Sunday, 14 April 2013
Doodling, sounds like the actions of a distracted or idle mind. If you see a colleague doodling in a meeting you might think that they have switched off and won’t be much use when it comes to recalling who said what.
A 2009 study suggests different. In the study, 40 participants monitored a monotonous mock telephone message for the names of people coming to a party. Half of the group was randomly assigned to a ‘doodling’ condition where they shaded printed shapes while listening to the telephone call. The doodling group performed better on the monitoring task and recalled 29% more information on a surprise memory test.
This could be because learning may be improved when we use our hands, activating the hands helps activating the brain. It may also involve levels of processing theory. A lesson we can draw from this is that doodling may help if we are trying to remember information or be creative. Have you ever found yourself reaching for something to play with when you are trying to think a problem through or come up with some creative solution?
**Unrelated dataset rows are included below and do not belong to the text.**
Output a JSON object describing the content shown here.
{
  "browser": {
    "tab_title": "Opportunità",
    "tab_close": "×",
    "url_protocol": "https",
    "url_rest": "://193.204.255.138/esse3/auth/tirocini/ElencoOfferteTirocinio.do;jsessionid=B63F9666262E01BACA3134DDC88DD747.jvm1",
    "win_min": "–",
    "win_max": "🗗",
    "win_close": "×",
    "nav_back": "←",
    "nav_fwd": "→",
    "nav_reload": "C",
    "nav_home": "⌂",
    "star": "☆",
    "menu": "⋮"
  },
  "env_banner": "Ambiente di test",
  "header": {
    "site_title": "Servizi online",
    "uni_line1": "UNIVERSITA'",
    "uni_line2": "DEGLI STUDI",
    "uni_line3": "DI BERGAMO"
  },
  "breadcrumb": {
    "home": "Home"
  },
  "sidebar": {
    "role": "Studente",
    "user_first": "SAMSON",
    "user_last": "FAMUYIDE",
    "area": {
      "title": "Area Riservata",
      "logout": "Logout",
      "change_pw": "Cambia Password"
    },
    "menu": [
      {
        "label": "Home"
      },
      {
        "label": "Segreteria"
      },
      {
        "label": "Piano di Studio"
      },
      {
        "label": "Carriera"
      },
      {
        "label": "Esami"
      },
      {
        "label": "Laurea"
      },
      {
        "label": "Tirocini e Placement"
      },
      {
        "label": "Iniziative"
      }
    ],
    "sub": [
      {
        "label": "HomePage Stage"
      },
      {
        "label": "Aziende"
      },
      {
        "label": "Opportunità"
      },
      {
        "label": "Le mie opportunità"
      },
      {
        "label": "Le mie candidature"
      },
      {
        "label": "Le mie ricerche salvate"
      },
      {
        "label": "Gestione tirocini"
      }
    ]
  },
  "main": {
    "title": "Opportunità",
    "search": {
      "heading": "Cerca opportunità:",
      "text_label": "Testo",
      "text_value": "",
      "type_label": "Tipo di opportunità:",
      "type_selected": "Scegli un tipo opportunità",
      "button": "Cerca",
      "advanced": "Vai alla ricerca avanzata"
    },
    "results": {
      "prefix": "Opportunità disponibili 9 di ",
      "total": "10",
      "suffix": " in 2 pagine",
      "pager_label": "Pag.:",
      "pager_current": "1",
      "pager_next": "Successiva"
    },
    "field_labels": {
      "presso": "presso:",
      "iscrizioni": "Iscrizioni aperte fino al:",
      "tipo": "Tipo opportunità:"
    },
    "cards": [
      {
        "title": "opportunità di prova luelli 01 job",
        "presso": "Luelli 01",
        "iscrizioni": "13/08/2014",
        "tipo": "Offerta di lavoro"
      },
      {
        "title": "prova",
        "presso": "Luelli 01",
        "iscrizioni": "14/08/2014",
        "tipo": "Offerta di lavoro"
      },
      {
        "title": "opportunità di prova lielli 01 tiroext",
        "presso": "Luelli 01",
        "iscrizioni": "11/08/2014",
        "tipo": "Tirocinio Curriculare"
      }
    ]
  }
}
Next time you see the guy in the meeting doodle, don’t despair, he could be recalling more than you are and even be a bit more creative. Try a bit more doodling yourself this week and see if it works for you.